++++ Supplied entries

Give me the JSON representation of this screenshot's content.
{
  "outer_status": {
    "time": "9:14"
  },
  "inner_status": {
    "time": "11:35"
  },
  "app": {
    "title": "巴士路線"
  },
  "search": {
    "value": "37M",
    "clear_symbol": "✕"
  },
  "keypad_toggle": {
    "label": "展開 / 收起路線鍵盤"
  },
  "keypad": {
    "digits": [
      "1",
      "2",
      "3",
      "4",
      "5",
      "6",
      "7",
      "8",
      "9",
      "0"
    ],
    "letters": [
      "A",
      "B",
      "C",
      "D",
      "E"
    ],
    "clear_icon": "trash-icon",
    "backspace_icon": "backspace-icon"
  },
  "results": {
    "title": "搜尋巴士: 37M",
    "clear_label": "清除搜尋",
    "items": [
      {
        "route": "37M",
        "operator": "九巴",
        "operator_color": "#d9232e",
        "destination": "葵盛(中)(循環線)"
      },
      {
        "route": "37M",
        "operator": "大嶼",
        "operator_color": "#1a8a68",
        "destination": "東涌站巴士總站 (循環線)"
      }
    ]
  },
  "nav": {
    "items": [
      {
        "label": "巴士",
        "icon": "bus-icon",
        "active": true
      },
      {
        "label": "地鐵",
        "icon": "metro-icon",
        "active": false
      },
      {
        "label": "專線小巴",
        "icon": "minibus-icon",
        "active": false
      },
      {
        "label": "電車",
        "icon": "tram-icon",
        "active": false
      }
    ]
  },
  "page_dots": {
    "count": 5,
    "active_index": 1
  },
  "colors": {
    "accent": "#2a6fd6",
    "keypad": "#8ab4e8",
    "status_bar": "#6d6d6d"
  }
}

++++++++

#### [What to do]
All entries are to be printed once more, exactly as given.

#### [Result of the task]
Give me the JSON representation of this screenshot's content.
{
  "outer_status": {
    "time": "9:14"
  },
  "inner_status": {
    "time": "11:35"
  },
  "app": {
    "title": "巴士路線"
  },
  "search": {
    "value": "37M",
    "clear_symbol": "✕"
  },
  "keypad_toggle": {
    "label": "展開 / 收起路線鍵盤"
  },
  "keypad": {
    "digits": [
      "1",
      "2",
      "3",
      "4",
      "5",
      "6",
      "7",
      "8",
      "9",
      "0"
    ],
    "letters": [
      "A",
      "B",
      "C",
      "D",
      "E"
    ],
    "clear_icon": "trash-icon",
    "backspace_icon": "backspace-icon"
  },
  "results": {
    "title": "搜尋巴士: 37M",
    "clear_label": "清除搜尋",
    "items": [
      {
        "route": "37M",
        "operator": "九巴",
        "operator_color": "#d9232e",
        "destination": "葵盛(中)(循環線)"
      },
      {
        "route": "37M",
        "operator": "大嶼",
        "operator_color": "#1a8a68",
        "destination": "東涌站巴士總站 (循環線)"
      }
    ]
  },
  "nav": {
    "items": [
      {
        "label": "巴士",
        "icon": "bus-icon",
        "active": true
      },
      {
        "label": "地鐵",
        "icon": "metro-icon",
        "active": false
      },
      {
        "label": "專線小巴",
        "icon": "minibus-icon",
        "active": false
      },
      {
        "label": "電車",
        "icon": "tram-icon",
        "active": false
      }
    ]
  },
  "page_dots": {
    "count": 5,
    "active_index": 1
  },
  "colors": {
    "accent": "#2a6fd6",
    "keypad": "#8ab4e8",
    "status_bar": "#6d6d6d"
  }
}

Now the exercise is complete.